Jefferson City, Mo. — Ameren Missouri has announced that it will be acquiring a solar facility in Mid-Missouri, with the plan to bring more renewable energy to Missourians, as well as an influx of 250 construction jobs.
Ameren Missouri is a part of the Ameren corporation and is one of the largest utility companies in the state, with 1.2 million electric customers and 132,000 gas customers.
The project is to be built on the border of Audrain and Ralls county, putting it between Bowling Green and Mexico, Mo.
Ameren’s project is expected to power 40,000 homes and will have the bandwidth to produce 200 megawatts of renewable energy. The project could be producing energy as soon as 2024, according to an Ameren press release.
The project has been named the “Huck Finn Solar Project,” a reference to the titular character of the novel “Adventures of Huckleberry Finn.” A nod to famed Missouri born author, Samuel Clemmons, better known as Mark Twain.
“Developing Huck Finn is good for all of our customers because it provides clean electricity, creates economic opportunity and injects millions of dollars into the community over the life of the project — which will have widespread additional benefits,” said Mark Birk, chairman and president of Ameren Missouri.
The facility will be acquired pursuant to a build-transfer agreement with EDF Renewables, according to an Ameren press release.
EDF Renewables is a subsidiary of the Électricité de France group, better known as EDF Group. The EDF Group is a French multinational electric utility company. EDF Renewables specializes in building and maintaining energy facilities, especially those that utilize wind, solar and marine energy.
The Huck Finn Solar Facility will be the largest of its kind in Missouri upon completion.
Currently, Ameren’s largest solar facility in Missouri is Montgomery Community Solar Center. That facility provides renewable energy to 2,000 residents in Montgomery County and began operating in April.
The panels from the Montgomery Community Solar Center were a first for Ameren.

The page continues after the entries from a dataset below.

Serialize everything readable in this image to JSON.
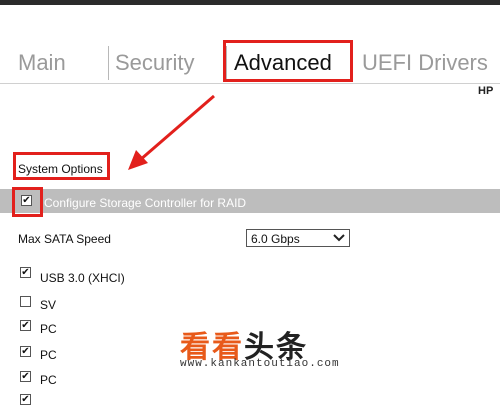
{
  "tabs": [
    {
      "label": "Main"
    },
    {
      "label": "Security"
    },
    {
      "label": "Advanced"
    },
    {
      "label": "UEFI Drivers"
    }
  ],
  "brand": "HP",
  "section": {
    "title": "System Options"
  },
  "options": {
    "raid": {
      "label": "Configure Storage Controller for RAID",
      "checked": true
    },
    "sata": {
      "label": "Max SATA Speed",
      "value": "6.0 Gbps"
    },
    "rows": [
      {
        "label": "USB 3.0 (XHCI)",
        "checked": true
      },
      {
        "label": "SV",
        "checked": false
      },
      {
        "label": "PC",
        "checked": true
      },
      {
        "label": "PC",
        "checked": true
      },
      {
        "label": "PC",
        "checked": true
      }
    ]
  },
  "watermark": {
    "text_orange": "看看",
    "text_dark": "头条",
    "url": "www.kankantoutiao.com"
  },
  "colors": {
    "highlight": "#e2201c",
    "watermark": "#e85a1a",
    "bar": "#bdbdbd"
  },
  "icons": {
    "checkbox": "check-mark",
    "dropdown": "chevron-down-icon",
    "annotation": "red-arrow"
  }
}
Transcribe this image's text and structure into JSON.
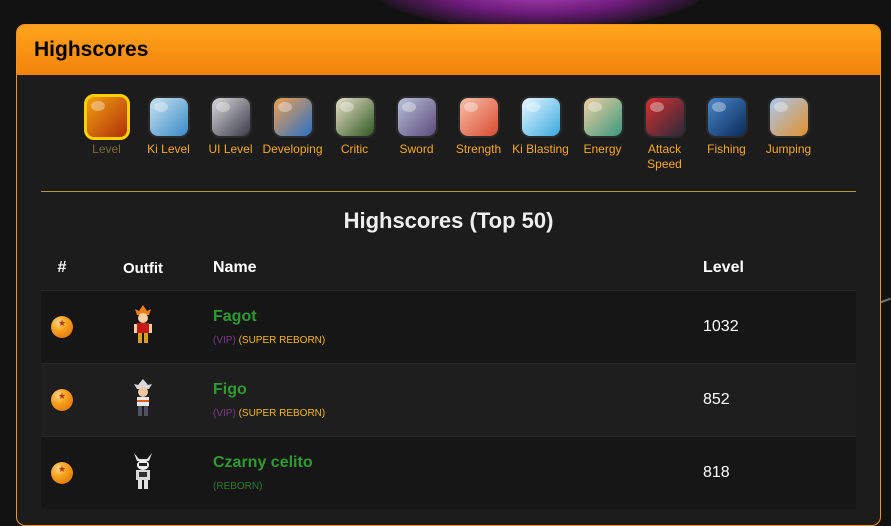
{
  "panel": {
    "title": "Highscores"
  },
  "skills": [
    {
      "label": "Level",
      "active": true,
      "colors": [
        "#f2a010",
        "#b03008"
      ]
    },
    {
      "label": "Ki Level",
      "active": false,
      "colors": [
        "#c8e4f0",
        "#3a88c8"
      ]
    },
    {
      "label": "UI Level",
      "active": false,
      "colors": [
        "#d8d8d8",
        "#3a3a4a"
      ]
    },
    {
      "label": "Developing",
      "active": false,
      "colors": [
        "#f0a050",
        "#2a70c8"
      ]
    },
    {
      "label": "Critic",
      "active": false,
      "colors": [
        "#e8e0c8",
        "#305820"
      ]
    },
    {
      "label": "Sword",
      "active": false,
      "colors": [
        "#b8c0d8",
        "#5a4a7a"
      ]
    },
    {
      "label": "Strength",
      "active": false,
      "colors": [
        "#f8c0a8",
        "#d84a30"
      ]
    },
    {
      "label": "Ki Blasting",
      "active": false,
      "colors": [
        "#e8f8ff",
        "#38a8e0"
      ]
    },
    {
      "label": "Energy",
      "active": false,
      "colors": [
        "#f0d0a0",
        "#3a9880"
      ]
    },
    {
      "label": "Attack Speed",
      "active": false,
      "colors": [
        "#d83030",
        "#2a2a3a"
      ]
    },
    {
      "label": "Fishing",
      "active": false,
      "colors": [
        "#4888c8",
        "#0a2a5a"
      ]
    },
    {
      "label": "Jumping",
      "active": false,
      "colors": [
        "#a8c8f0",
        "#e0902a"
      ]
    }
  ],
  "scores": {
    "title": "Highscores (Top 50)",
    "headers": {
      "rank": "#",
      "outfit": "Outfit",
      "name": "Name",
      "level": "Level"
    },
    "rows": [
      {
        "name": "Fagot",
        "vip": "(VIP)",
        "status": "(SUPER REBORN)",
        "level": "1032"
      },
      {
        "name": "Figo",
        "vip": "(VIP)",
        "status": "(SUPER REBORN)",
        "level": "852"
      },
      {
        "name": "Czarny celito",
        "vip": "",
        "status": "(REBORN)",
        "level": "818"
      }
    ]
  },
  "colors": {
    "accent": "#f7941d",
    "name": "#2f9b2f",
    "skill_label": "#f7a823"
  }
}
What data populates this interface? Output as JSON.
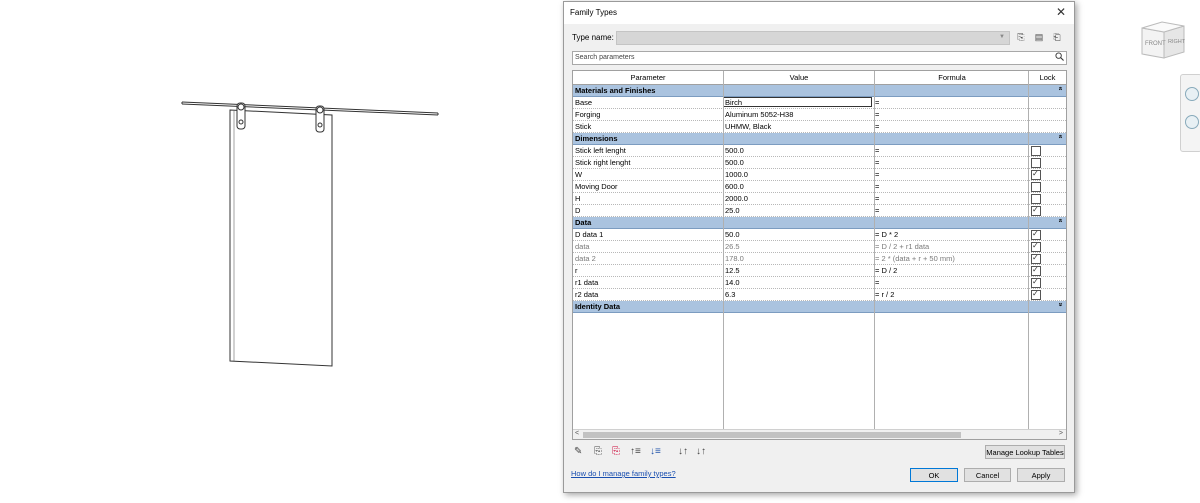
{
  "viewcube": {
    "front_label": "FRONT",
    "right_label": "RIGHT"
  },
  "dialog": {
    "title": "Family Types",
    "close_icon": "close-icon",
    "type_name_label": "Type name:",
    "type_name_value": "",
    "toolbar_icons": [
      "new-type-icon",
      "rename-type-icon",
      "delete-type-icon"
    ],
    "search_placeholder": "Search parameters",
    "columns": {
      "parameter": "Parameter",
      "value": "Value",
      "formula": "Formula",
      "lock": "Lock"
    },
    "groups": [
      {
        "name": "Materials and Finishes",
        "rows": [
          {
            "parameter": "Base",
            "value": "Birch",
            "formula": "=",
            "lock": null,
            "editing": true
          },
          {
            "parameter": "Forging",
            "value": "Aluminum 5052-H38",
            "formula": "=",
            "lock": null
          },
          {
            "parameter": "Stick",
            "value": "UHMW, Black",
            "formula": "=",
            "lock": null
          }
        ]
      },
      {
        "name": "Dimensions",
        "rows": [
          {
            "parameter": "Stick left lenght",
            "value": "500.0",
            "formula": "=",
            "lock": false
          },
          {
            "parameter": "Stick right lenght",
            "value": "500.0",
            "formula": "=",
            "lock": false
          },
          {
            "parameter": "W",
            "value": "1000.0",
            "formula": "=",
            "lock": true
          },
          {
            "parameter": "Moving Door",
            "value": "600.0",
            "formula": "=",
            "lock": false
          },
          {
            "parameter": "H",
            "value": "2000.0",
            "formula": "=",
            "lock": false
          },
          {
            "parameter": "D",
            "value": "25.0",
            "formula": "=",
            "lock": true
          }
        ]
      },
      {
        "name": "Data",
        "rows": [
          {
            "parameter": "D data 1",
            "value": "50.0",
            "formula": "= D * 2",
            "lock": true
          },
          {
            "parameter": "data",
            "value": "26.5",
            "formula": "= D / 2 + r1 data",
            "lock": true,
            "dim": true
          },
          {
            "parameter": "data 2",
            "value": "178.0",
            "formula": "= 2 * (data + r + 50 mm)",
            "lock": true,
            "dim": true
          },
          {
            "parameter": "r",
            "value": "12.5",
            "formula": "= D / 2",
            "lock": true
          },
          {
            "parameter": "r1 data",
            "value": "14.0",
            "formula": "=",
            "lock": true
          },
          {
            "parameter": "r2 data",
            "value": "6.3",
            "formula": "= r / 2",
            "lock": true
          }
        ]
      },
      {
        "name": "Identity Data",
        "collapsed": true,
        "rows": []
      }
    ],
    "bottom_tool_icons": [
      "edit-parameter-icon",
      "new-parameter-icon",
      "delete-parameter-icon",
      "move-up-icon",
      "move-down-icon",
      "sort-ascending-icon",
      "sort-descending-icon"
    ],
    "manage_lookup_label": "Manage Lookup Tables",
    "help_link": "How do I manage family types?",
    "ok_label": "OK",
    "cancel_label": "Cancel",
    "apply_label": "Apply"
  }
}
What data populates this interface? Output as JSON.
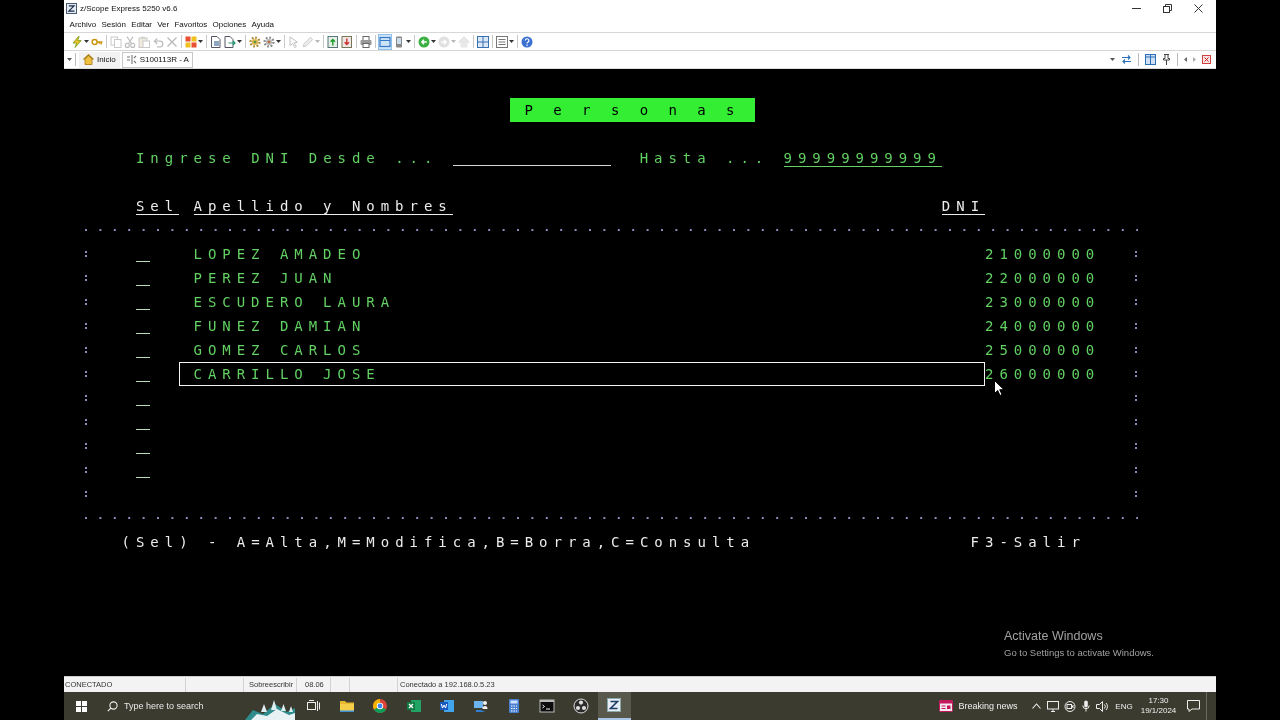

The panels’ tilted design allows them panels to follow the sun’s trajectory through the day, maximizing the amount of energy captured from the sun.
The Montgomery Community Solar Center’s energy bandwidth is 5.7 megawatts of energy, dwarfed by Huck Finn Solar Facility’s projected output of 200 megawatts.
This new solar facility will be a huge step forward for Ameren’s plan to add 2,800 megawatts of renewable energy bandwidth by 2030 and to reach net-zero carbon emissions by 2050.
When Huck Finn is completed, it will be Ameren’s ninth solar facility in the state. This includes solar facilities at St. Louis Lambert Airport, another in O’Fallon and one at its headquarters in St. Louis.
If everything goes as plan, Mid-Missourians could be added to list of beneficiaries from this project and could be using solar to power their houses within the next two years.
Featured Image: Ameren Missouri President Mark Birk. Ameren Missouri will be building Missouri’s largest solar energy plant, with a hopeful start date in 2024. (PROVIDED/AMEREN MISSOURI)